  4. "Lee Brown Coye-Dark house". The Metropolitan Museum of Art. Retrieved 12 September 2017.
  5. "Where Is Abby? & Other Tales". Cadabra Records. Retrieved 12 September 2017.
  6. "Lee Brown Coye Where Is Abby? & Other Tales" . Retrieved 12 September 2017.
  7. "Pulp Macabre". Feral House. Retrieved 12 September 2017.
  8. Sokol, Zach (January 16, 2016). "'Pulp Macabre': The Art of a Guy Who Used to Bring Severed Heads to the Bar". VICE. Retrieved 12 September 2017.
This is the first full biography on this uniquely macabre and eccentric artist, and it will surprise many people unaware of his fine art, book illustrations, cartoon, and sculpture credentials. More than 350 illustrations, including never-before-published art." ISBN   1-933065-04-4 More Information
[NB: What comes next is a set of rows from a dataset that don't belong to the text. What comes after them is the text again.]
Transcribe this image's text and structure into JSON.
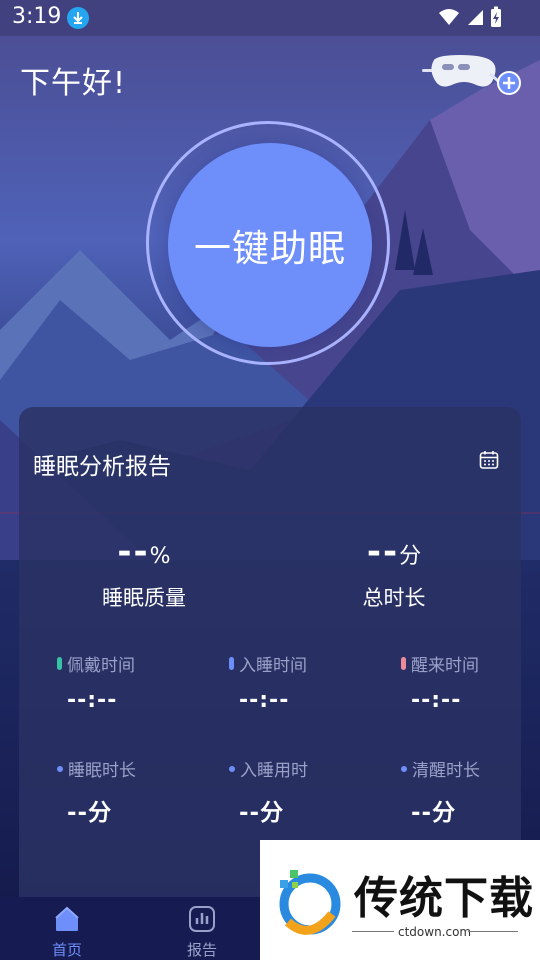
{
  "status_bar": {
    "time": "3:19"
  },
  "header": {
    "greeting": "下午好!"
  },
  "main_button": {
    "label": "一键助眠"
  },
  "report": {
    "title": "睡眠分析报告",
    "quality": {
      "value": "--",
      "unit": "%",
      "label": "睡眠质量"
    },
    "total": {
      "value": "--",
      "unit": "分",
      "label": "总时长"
    },
    "times": [
      {
        "label": "佩戴时间",
        "value": "--:--",
        "color": "#36c2a4"
      },
      {
        "label": "入睡时间",
        "value": "--:--",
        "color": "#6e8efa"
      },
      {
        "label": "醒来时间",
        "value": "--:--",
        "color": "#f08a9a"
      }
    ],
    "durations": [
      {
        "label": "睡眠时长",
        "value": "--分"
      },
      {
        "label": "入睡用时",
        "value": "--分"
      },
      {
        "label": "清醒时长",
        "value": "--分"
      }
    ]
  },
  "nav": {
    "items": [
      {
        "label": "首页",
        "active": true
      },
      {
        "label": "报告",
        "active": false
      }
    ]
  },
  "watermark": {
    "brand": "传统下载",
    "url": "ctdown.com"
  },
  "colors": {
    "accent": "#6e8efa",
    "ring": "#a9b3ff",
    "nav_active": "#6e8efa",
    "nav_inactive": "#9aa1c8"
  }
}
An interview of Lee Brown Coye conducted by Joseph Trovato.
Coye speaks of the development of his style of painting; painting murals in Utica, New York; Thomas Hart Benton's influence on him; the importance of the Federal Art Project on his career and on the lives and work of other artists. Conducted as part of the Archives of American Art's New Deal and the Arts project, which includes over 400 interviews of artists, administrators, historians, and others involved with the federal government's art programs and the activities of the Farm Security Administration in the 1930s and early 1940s.